Peace Court is the novel I’m working on now. I’m hoping this will be the next volume to appear in The Shanghai Quartet.
If you’ve read The Dancing Girl and the Turtle, you may find it hard to believe that my next novel is a comedy. It’s not as if I have no sense of humor! And besides, there’s a rich history of Chinese humor that flowered in the early 20th century. Cultural historian Christopher Rea tells us in his book, The Age of Irreverence, that 1933 was lauded as The Year of Humor. Comedy, farce, cursing and satire became a way:
to be a critic of the government without getting shot.
Of course, the laughing died down pretty quickly once the Communists took over. So Peace Court will be a black comedy. But that’s perfectly in keeping with my genre of Shanghai Noir. This is how Peace Court opens:
The body came out of the apartment.
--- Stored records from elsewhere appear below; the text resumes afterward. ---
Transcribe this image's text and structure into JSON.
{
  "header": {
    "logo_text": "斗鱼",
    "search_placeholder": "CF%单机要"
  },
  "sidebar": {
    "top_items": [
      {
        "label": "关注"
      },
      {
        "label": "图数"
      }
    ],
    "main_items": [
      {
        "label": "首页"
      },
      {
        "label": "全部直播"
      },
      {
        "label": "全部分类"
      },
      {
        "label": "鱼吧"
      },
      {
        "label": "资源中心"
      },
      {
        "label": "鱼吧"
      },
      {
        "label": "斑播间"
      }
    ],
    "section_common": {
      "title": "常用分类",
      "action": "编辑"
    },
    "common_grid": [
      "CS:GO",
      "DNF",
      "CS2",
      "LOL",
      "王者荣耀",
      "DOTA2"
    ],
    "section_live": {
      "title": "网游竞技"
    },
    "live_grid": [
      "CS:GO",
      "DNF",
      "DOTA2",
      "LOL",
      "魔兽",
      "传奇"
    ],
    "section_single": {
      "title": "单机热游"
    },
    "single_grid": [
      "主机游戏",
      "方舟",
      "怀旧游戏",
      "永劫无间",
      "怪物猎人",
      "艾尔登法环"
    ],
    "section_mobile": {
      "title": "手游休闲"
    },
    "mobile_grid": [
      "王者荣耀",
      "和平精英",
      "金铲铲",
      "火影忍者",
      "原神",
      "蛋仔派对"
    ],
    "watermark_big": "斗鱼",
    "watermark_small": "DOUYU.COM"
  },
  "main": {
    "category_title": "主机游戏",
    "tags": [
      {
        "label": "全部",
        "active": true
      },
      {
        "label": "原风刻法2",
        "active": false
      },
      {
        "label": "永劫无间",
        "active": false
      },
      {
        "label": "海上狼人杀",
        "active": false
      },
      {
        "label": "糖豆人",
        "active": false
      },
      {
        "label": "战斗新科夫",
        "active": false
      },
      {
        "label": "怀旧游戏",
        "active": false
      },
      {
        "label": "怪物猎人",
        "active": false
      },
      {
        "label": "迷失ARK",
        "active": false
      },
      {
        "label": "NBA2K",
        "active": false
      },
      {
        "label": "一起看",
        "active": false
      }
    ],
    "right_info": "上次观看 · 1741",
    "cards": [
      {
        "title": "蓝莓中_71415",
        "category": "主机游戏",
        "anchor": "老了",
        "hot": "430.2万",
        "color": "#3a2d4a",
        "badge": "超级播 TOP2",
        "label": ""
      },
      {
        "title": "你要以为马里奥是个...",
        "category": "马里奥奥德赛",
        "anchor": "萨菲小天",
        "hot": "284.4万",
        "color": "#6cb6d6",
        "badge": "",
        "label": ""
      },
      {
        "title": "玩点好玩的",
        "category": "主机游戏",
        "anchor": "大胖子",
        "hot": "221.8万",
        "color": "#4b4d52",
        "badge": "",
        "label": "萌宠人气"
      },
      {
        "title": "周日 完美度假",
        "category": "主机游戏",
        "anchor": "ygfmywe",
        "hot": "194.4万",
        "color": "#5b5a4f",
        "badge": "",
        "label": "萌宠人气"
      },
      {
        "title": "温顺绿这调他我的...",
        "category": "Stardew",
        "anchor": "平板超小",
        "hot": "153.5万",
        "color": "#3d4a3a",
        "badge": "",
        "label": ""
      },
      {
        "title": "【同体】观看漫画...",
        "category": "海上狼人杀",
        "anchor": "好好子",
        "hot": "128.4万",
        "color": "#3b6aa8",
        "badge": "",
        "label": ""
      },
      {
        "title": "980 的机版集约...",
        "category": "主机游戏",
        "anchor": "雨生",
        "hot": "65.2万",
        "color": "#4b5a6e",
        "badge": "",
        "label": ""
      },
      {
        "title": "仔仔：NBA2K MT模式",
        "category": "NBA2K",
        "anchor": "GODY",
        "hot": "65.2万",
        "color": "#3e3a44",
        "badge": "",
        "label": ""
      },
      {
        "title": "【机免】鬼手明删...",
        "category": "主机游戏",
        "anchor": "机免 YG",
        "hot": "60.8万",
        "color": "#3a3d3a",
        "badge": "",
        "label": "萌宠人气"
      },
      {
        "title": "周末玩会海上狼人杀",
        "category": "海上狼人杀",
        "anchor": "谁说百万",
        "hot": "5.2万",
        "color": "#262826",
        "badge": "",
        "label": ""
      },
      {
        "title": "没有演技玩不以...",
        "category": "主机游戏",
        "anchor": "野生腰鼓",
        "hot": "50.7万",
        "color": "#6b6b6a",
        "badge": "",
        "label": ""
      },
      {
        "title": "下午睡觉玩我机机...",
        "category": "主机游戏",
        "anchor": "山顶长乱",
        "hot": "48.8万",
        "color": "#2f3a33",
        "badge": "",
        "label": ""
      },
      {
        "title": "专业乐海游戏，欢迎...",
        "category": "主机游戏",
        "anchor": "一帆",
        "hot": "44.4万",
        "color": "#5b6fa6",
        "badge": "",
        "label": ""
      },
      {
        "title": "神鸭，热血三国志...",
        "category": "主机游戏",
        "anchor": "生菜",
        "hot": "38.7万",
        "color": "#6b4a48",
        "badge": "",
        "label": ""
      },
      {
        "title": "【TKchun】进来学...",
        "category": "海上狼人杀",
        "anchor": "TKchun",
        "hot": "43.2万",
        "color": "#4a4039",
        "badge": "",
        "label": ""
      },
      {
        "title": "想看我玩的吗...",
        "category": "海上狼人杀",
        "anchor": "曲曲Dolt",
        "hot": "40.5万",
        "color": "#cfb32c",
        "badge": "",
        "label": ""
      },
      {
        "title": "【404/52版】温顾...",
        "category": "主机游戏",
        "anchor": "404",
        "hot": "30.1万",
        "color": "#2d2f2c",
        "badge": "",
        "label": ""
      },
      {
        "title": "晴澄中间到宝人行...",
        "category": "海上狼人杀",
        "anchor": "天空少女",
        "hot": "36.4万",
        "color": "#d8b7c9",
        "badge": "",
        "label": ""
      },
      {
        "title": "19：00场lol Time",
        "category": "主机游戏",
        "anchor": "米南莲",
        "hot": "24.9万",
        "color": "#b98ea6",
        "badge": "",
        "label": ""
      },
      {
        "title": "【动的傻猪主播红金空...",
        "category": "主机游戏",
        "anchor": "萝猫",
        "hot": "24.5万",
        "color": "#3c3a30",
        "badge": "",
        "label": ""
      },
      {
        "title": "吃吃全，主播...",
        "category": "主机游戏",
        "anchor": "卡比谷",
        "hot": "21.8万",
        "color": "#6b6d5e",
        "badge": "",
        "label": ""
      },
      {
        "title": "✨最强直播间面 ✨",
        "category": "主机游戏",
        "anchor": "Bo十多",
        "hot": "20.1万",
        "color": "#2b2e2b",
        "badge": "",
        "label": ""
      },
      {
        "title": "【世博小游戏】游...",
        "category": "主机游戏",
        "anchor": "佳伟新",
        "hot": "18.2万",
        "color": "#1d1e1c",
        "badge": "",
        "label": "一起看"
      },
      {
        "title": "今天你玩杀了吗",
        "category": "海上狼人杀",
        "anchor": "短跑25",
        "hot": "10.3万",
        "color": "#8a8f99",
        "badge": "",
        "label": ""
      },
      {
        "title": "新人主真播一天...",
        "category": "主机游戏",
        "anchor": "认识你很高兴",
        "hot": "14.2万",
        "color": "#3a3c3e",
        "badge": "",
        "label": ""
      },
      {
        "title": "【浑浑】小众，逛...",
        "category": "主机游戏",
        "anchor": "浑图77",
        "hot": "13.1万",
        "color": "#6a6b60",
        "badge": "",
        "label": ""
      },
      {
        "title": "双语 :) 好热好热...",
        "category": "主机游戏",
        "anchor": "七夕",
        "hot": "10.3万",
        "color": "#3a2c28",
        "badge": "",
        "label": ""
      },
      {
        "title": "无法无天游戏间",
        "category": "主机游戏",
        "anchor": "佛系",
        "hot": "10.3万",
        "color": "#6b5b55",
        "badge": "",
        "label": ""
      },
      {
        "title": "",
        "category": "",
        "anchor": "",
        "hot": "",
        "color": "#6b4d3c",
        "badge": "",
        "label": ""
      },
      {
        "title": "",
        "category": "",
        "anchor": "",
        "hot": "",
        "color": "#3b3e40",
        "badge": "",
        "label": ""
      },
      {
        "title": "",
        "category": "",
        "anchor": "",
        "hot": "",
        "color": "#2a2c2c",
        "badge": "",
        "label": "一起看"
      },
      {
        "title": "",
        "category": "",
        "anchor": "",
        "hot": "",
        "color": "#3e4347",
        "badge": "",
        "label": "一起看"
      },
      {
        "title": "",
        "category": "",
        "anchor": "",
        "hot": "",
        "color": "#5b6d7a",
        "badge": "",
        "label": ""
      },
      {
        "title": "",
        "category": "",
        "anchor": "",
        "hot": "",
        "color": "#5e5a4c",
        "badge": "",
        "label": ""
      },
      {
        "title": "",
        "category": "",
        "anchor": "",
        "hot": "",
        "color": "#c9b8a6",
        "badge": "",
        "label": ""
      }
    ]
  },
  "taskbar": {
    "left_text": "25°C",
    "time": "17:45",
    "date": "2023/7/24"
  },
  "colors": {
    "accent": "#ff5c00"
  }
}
A murmur rose from the crowd.
“Who is it?” Mrs. Yip cried.
She had been the first to rush outdoors when the lorry drove in Peace Court. To her joy, the body was now placed on the apartment building stoop where she could stare at it unabashedly. A sheet had been stretched over its length, leaving only a pair of horned feet exposed.
“It’s Mr. Ou!” she keened. “I’d know those feet anywhere.”
“I’m standing right here,” Mr. Ou said, not unkindly.
a novel in 5 acts
In addition to trying my hand at humor, I’m also trying out some new narrative techniques.
First, I’m inserting fictitious penny novels and police station confessions, self-criticisms and interrogation manuals. Just as Barbara Kingsolver did in Lacuna in order to create the texture of the time. For Peace Court, that means the paper detritus of early Communist China.
Second, I’ve divided my novel into 5 acts. Shanghai is the stage. The characters appear in one scene and disappear from the next. Stage sets move into the spotlight: the courtyard of Peace Court, a jail cell, the ravaged gardens of Del Monte House.
the worlds of men and women
You could also say that I’m writing about the separate worlds of men and women. Peace Court is where the women of my novel reign: Jin, her daughter Song Li and the local gossip Mrs. Yip. Outside is the world of men where we travel through China with the pimp Feng and Inspector Qian as they journey towards Shanghai.
These worlds will clash at Peace Court. Neighbor will turn on neighbor. Children will revere the State more than their parents. Smash the old ways!
You might think (as I did) that these things didn’t happen until the Cultural Revolution. But Mao lay the groundwork early and well. Frank Dikötter’s work, The Tragedy of Liberation: A History of the Chinese Revolution 1945-1957, has been critical in the creation of this novel. It’s fed my imagination with the everyday realities of life in China at that time.
comedy and tragedy
The local gossip Mrs. Yip and the bumbling police Inspector Qian will supply the humor in this tale. She’s a self-important busybody. He’s a believer, sent to Peace Court to hunt down enemies of the State. To put words into his mouth, I’ve used the most illustrious sources: Sun Tzu and Mao Zedong.
But the tragedy belongs to Jin. Sold as a child and thwarted in love as an adult, Jin is now bitter and old. She loves her daughter Song Li with an intensity matched only by her hatred for her husband Kang. After all, he tried to kill her with her own cleaver, though he managed only to cut off her arm. That missing limb and the phantom pain it implies will sunder the community of Peace Court into those who pity Jin and those who side with Kang.
The schoolgirl Song Li stands in the middle of this fray. She is faced with the impossible dilemma. Which parent should she love?
a book cover dream
When I was still at work on The Dancing Girl and the Turtle, I could focus only on the words. The manuscript itself, the blurb on the back, all those marketing materials. The last thing we finalized was the book cover.
This time around, I already know the image I want for Peace Court. Zhang Xiaogang was born in Kunming in 1958 and came of age during the Cultural Revolution. He’s reckoned as a member of the Cynical Realism movement.
Cynical realism was humorous and satirical in tone, and adopted the style of social realist painting (the only officially sanctioned artistic style at the time [in China]), but the content is far from idealistic.
Zhang is such a big name now that Saatchi Gallery represents his work. This painting comes from his series Bloodlines. Its name is Big Family 3.
The work sold for a record price in 2014. That could very well mean that the image rights will be too rich for me. But Sotheby’s understands exactly why this work appeals to me.
The work is […] the only piece from the series to depict the Little Red Guard with the Chairman Mao badge and armband, making it of greater rarity and art historical value in comparison with other works.
to be continued
There will, no doubt, be much more research for me to read and even more manuscript re-writing to do. But don’t worry, I will finish Peace Court. And you’ll be the first to know when I do.